Mgła (pronounced ‘mg-wah’) are a Polish black metal band that began back in 2000. Their very first release was as part of the legendary 2005 split/compilation album ‘Crushing the Holy Trinity’ alongside Deathspell Omega, Clandestine Blaze, and others. Since then Mgła have released a steady stream of EPs, splits and full-lengths, their last release being 2012’s fantastic album ‘With Hearts Towards None’, recognised by many as one of the top black metal albums of that year. Three years on, Mgła are back with another full-length, and in my view this their best release yet, improving on all aspects of their sound.

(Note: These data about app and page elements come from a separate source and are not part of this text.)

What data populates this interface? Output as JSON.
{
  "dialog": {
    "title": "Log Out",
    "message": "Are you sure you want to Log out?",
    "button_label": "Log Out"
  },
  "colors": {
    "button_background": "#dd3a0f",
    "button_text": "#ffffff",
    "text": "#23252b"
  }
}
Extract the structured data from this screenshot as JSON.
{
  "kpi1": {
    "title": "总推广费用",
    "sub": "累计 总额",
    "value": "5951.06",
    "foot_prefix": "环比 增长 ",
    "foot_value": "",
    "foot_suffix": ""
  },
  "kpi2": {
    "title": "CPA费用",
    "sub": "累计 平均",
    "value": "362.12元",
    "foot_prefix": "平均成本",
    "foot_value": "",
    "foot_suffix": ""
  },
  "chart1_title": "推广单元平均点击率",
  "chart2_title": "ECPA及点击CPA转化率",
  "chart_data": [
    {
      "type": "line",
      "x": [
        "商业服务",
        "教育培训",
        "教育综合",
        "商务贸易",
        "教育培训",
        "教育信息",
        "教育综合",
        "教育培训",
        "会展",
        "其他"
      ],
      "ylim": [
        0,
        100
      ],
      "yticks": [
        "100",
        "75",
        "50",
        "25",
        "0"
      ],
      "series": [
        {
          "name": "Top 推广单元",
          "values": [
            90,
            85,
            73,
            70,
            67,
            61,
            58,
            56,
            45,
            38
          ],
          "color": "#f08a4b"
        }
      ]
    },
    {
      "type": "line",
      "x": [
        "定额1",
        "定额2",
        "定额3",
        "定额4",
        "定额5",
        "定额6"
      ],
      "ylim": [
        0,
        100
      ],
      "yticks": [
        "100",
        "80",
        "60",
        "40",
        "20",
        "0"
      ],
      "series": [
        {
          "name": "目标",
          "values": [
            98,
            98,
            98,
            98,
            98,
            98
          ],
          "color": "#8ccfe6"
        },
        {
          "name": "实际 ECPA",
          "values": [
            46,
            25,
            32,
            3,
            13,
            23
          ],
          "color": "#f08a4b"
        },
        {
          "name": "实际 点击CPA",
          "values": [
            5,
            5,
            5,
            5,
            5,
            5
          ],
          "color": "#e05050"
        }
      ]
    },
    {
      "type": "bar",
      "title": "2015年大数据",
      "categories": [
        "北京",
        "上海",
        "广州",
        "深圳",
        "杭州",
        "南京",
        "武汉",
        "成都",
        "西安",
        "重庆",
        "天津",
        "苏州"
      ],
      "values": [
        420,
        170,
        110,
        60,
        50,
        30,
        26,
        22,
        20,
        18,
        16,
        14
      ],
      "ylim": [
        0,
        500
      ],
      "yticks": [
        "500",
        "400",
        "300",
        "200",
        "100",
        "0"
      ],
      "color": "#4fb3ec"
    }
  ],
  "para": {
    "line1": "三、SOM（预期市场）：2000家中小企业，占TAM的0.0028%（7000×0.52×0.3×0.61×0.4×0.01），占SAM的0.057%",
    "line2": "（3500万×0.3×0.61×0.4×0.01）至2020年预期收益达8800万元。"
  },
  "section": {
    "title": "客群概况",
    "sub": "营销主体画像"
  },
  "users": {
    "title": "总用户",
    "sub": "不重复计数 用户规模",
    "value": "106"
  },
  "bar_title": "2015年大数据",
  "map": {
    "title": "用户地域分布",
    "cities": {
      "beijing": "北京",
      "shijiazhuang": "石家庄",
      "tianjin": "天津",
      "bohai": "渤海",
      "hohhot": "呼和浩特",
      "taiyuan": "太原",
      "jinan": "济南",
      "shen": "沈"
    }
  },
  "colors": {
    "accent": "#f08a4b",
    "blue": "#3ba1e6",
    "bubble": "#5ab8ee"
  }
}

This album had me hooked from start to finish. The guitarwork is exceptional throughout: impressive in its splendour, terrifying in its maliciousness. Mgła enjoy taking a riff or an idea and pushing it to its limit, seeing how abrasive they can make it. The opening track has a ferocious pace, a whirlwind of blastbeats and eerie, dissonant chords and riffs, but the second track slows things down in an even more brutal way. Opening with a drum-roll and bark, they launch straight into some of the most downright evil and dissonant guitarwork since Misþyrming’s album. “A reward for the perseverant: Unceasing howling of the heart, Bound to walk this path. Nether, again, nether – now and forever.”

In comparison to their previous albums the vocals definitely seem to be much more front-and-centre, M.’s harsh bark adding another element of abrasiveness to their dark arsenal, and his lyrics are one of the aspects of this album that I enjoyed the most. At times the imagery and language used is incredibly compelling. Where some black metal bands sing about Satan and a kind of theological evil, Mgła tend to focus on the everyday horror and hopelessness, and everything about their music is directed towards this goal. Often they reference theological or mythological concepts and tales, but only to bring home a more direct and relevant point about the very real human evil and horror, while exploring themes of madness and the human condition.

The 8-minute-long fifth track, a menacing, rumbling, abrasive and melodic opus, plays on Biblical themes, drawing out the idea that so many of the horrors in the world are entirely down to humans and our own actions, and needed no outside influence by some kind of theistic creature or deity. It is well worth reading through the whole set of lyrics to this album, they really add another layer of depth to their music.

What keeps me coming back to this album is Mgła’s ability to blend abrasiveness and melody, but to do so with the traditional, ‘orthodox’ set of tools. The production is ideal for this style of metal: it sounds raw and gritty, it sounds real and true, while never getting in the way of the music. And there are simply too many fantastic riffs and lead moments throughout this album to mention each one, but the final two tracks in particular with their sprawling length working in their favour. It’s hard to know where to find fault with this album, and if I were really looking to do so I’d suggest that part III isn’t quite as amazing as the rest despite it’s awesome DsO-inspired riffs. But the song is still awesome, and the album as a whole remains a triumph that I think I will be returning to long into the future.